It’s curious that that has not been picked up by City Council or the press. Why was this information withheld and for what purpose?
FYI - Evansville, Indiana is projected to spend over HALF-A-BILLION DOLLARS on similar issues and challenges. Fort Wayne’s anticipated finished project cost may actually be equal to or higher than Evansville’s numbers.
All of the bonds and loans needed to correct Fort Wayne’s historical problems will be carried on the backs of rate-payers.
The energy invested in adding rate payers becomes understandable when you look at their numbers.
Rate payers will pay the cost of repairing Fort Wayne’s historical problems for decades to come. It’s not a true Ponzi scheme, but more closely aligned with the Amway Circles.

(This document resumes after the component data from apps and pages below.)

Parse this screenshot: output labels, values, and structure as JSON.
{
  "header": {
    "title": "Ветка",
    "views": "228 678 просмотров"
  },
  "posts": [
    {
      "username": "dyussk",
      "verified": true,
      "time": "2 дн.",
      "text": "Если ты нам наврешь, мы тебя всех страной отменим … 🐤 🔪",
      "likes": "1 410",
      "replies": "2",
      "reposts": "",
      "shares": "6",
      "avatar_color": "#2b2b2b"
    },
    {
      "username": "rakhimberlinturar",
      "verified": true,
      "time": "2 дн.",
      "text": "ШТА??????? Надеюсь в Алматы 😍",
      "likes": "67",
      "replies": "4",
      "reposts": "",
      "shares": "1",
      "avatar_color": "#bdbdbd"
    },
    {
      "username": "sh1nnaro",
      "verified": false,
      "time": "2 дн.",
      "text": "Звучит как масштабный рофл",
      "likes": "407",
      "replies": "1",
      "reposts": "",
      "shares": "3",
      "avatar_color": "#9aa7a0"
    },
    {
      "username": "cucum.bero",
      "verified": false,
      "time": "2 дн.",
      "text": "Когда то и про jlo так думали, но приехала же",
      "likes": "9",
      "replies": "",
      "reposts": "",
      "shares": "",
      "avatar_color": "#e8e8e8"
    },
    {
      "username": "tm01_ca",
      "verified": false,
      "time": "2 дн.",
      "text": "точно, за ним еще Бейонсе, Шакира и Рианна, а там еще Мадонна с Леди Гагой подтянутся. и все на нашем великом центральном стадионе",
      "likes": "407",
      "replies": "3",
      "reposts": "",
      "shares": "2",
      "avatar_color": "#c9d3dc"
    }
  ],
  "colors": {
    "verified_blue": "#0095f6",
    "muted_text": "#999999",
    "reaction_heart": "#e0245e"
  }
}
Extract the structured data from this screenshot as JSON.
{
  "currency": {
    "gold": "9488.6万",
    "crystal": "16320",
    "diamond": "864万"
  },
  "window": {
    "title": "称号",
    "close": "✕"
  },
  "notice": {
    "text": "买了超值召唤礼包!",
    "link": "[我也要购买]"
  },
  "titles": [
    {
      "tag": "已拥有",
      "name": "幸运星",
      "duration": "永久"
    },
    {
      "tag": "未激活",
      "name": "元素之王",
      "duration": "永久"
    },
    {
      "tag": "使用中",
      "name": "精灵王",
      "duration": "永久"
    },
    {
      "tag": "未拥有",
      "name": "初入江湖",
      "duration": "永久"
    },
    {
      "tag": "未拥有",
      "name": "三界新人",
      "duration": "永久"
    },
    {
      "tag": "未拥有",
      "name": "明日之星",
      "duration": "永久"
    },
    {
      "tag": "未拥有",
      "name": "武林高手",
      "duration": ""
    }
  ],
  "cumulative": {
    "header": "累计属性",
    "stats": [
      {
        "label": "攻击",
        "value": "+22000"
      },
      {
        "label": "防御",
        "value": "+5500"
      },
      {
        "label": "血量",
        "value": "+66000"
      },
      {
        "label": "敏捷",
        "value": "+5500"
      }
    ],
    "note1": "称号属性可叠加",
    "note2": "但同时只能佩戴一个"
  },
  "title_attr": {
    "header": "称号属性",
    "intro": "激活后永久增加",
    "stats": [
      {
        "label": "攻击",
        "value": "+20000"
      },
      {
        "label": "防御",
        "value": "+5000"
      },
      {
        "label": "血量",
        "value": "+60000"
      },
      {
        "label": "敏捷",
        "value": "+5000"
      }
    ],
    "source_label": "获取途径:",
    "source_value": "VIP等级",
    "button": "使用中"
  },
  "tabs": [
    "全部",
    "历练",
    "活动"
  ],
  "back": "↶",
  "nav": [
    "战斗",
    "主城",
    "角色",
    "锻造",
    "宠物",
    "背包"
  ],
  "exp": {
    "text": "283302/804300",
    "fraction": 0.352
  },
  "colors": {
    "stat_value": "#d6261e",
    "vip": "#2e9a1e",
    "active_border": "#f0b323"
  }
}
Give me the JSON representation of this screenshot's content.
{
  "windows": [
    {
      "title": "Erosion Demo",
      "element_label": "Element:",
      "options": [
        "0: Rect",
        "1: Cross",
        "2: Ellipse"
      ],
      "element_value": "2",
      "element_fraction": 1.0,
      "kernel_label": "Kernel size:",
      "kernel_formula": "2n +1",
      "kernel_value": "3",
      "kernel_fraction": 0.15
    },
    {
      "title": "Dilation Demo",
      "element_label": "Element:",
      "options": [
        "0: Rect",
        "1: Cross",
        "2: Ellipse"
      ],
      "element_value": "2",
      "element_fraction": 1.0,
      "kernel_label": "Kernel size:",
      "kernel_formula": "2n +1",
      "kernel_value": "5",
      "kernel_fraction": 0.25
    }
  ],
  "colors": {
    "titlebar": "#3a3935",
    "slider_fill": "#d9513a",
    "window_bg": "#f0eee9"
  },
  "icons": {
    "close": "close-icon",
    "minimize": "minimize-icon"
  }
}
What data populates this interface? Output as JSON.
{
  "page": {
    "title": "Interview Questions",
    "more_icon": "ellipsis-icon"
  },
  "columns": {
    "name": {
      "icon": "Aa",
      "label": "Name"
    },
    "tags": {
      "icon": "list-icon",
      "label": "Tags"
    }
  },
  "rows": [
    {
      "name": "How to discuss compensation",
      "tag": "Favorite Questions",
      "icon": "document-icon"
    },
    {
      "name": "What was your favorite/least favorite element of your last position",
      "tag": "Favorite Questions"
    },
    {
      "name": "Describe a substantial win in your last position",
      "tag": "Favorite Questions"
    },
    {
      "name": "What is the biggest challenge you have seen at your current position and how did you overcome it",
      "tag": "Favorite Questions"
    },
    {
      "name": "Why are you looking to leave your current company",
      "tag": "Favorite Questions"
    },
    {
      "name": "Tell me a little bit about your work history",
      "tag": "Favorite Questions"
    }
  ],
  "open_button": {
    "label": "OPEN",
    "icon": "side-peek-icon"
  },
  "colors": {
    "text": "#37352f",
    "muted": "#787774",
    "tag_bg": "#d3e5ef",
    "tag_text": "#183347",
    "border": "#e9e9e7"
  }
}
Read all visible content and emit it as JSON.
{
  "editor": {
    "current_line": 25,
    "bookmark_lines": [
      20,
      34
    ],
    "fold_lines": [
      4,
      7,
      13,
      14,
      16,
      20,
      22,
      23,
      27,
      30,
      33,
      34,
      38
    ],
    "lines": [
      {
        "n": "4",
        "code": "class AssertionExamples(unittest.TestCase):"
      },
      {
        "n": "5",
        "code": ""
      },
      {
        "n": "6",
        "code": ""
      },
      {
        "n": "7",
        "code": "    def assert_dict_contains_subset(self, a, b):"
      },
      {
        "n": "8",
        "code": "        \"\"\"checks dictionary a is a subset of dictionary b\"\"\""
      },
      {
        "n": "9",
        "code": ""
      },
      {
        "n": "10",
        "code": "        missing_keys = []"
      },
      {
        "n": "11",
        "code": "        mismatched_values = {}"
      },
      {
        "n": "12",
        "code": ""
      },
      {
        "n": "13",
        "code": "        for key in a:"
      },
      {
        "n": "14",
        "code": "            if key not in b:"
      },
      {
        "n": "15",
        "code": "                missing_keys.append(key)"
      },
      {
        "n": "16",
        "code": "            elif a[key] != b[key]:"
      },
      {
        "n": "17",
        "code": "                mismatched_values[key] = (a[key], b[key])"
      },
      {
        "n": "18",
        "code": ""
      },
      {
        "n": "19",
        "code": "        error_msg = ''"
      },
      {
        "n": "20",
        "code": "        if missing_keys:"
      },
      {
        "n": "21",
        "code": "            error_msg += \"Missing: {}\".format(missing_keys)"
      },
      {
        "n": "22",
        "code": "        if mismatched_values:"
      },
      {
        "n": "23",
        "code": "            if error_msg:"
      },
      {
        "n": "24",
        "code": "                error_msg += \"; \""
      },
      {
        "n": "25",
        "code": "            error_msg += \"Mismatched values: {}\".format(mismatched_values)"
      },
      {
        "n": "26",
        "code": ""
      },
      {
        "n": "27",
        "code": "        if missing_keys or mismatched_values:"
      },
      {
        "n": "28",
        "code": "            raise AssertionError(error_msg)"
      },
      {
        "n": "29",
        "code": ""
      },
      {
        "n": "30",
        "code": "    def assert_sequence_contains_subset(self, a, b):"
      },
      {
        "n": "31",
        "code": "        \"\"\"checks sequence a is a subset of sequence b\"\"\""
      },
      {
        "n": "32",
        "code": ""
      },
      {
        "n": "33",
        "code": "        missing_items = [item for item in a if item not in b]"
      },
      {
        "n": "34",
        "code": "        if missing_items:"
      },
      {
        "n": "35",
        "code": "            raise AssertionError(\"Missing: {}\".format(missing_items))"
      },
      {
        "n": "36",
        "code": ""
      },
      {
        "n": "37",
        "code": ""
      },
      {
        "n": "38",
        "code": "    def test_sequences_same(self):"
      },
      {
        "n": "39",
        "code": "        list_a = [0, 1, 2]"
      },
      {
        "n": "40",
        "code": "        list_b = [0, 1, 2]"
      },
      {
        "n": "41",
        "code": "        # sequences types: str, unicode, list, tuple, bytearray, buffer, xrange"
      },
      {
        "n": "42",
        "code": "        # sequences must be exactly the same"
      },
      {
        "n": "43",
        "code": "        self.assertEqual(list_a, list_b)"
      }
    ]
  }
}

Ironically, even if the current plan is successful, there will still be combined sewer overflows (CSO) events. The EPA and IDEM could attach restrictions on those at some point in the future. The Clean Water Act may come into play. There are no guarantees.
STORM VS SEWAGE
In many cases, Fort Wayne’s wastewater (sewage) and storm water are combined in one line (pipe). When significant storm events occur and the Waste Water Treatment Plant becomes overloaded.
When this occurs, the untreated water is diverted to Combined Sewer Outlets (CSO’s) and flow directly into the rivers. The St. Joe and St. Mary’s rivers combine at the confluence and form the Maumee River. Seventy such events are reported to occur annually.
FORT WAYNE’S MISTAKES ARE NOT HUNTERTOWN’S PROBLEMS
According to Fort Wayne City Utilities Financial Statements December 31, 2012 & 2011 the Utilities had approximately $343,800.000 million in bonds and loans payable, An Increase Of $62,800,000 over 2011.
NOTE: There is always a danger when (cherry picking) pulling numbers from a lengthy financial report.
Therefore we direct you to the full Fort Wayne (FWA) online report for a complete contextual overview. CLICK HERE
SHOW ME THE MONEY – DEBT SERVICE AND RATE INCREASES
Wastewater bond/loan issues in 2012:
• A traditional SRF wastewater loan for up to $10,400,000 @ 1.78% payable over 20-years.
• An open market wastewater revenue bond for $15,500,000 over 15-years at 2.50%.
In December 2012, the Utilities issued $19,700,000 in refunding revenue bonds payable over 10-years at 1.45% to advance refund $20,800,000 in 2002A and 2002B Wastewater bonds and loans.
ONE OF MANY COMPARATIVE ANALYSES:
Huntertown’s WWTP Capital Investment cost estimate: $14,200,000
Fort Wayne’s 2012 Personnel Admin and Contract costs $17,737,374
TO OUR EEL TOWNSHIP NEIGHBORS
One day in the future, your rural septic systems and wells will become obsolete and you will be required by law to hook up to an approved utility service.
If you live within the service boundary of Churubuso, their treated wastewater is discharged into receiving waters consisting of Churubusco Branch, thence to Martin Johnson Ditch, and finally to the Eel River.
This may not happen in your lifetime, but the vigorous, vibrant growth of this area of Allen County is undeniable. Developers are actively surveying opportunities.
One prominent Eel River resident spokesperson was a willing seller of a potential parcel to be used for Huntertown’s WWTP. However after soil tests, the site was deemed unsuitable. That same willing seller then immediately became an opponent of the project. Personal convictions may come and go, but the truth is forever.
Paying the City’s Consultant to advise you on strategy and outcomes is awkward. Both he and the City have but one objective – EVERY RATE PAYER THEY CAN POSSIBLY PULL IN TO HELP PAY FOR THEIR 100-YEAR OLD MISTAKE.
Eventually you will either be a member of the Fort Wayne Utility Commune, never able to back away as costs grow exponentially, or a valued member and customer of a small town - thriving in a big city environment.
— Jerome Byanski is owner, creative planner and administrator of Earthplan, which provides extensive park planning services throughout Indiana. Byanski has supervised the planning, construction and maintenance of parks and park facilities for over 40-years, including serving as Superintendent of Parks in Fort Wayne where he was tasked with maintaining 80-plus properties.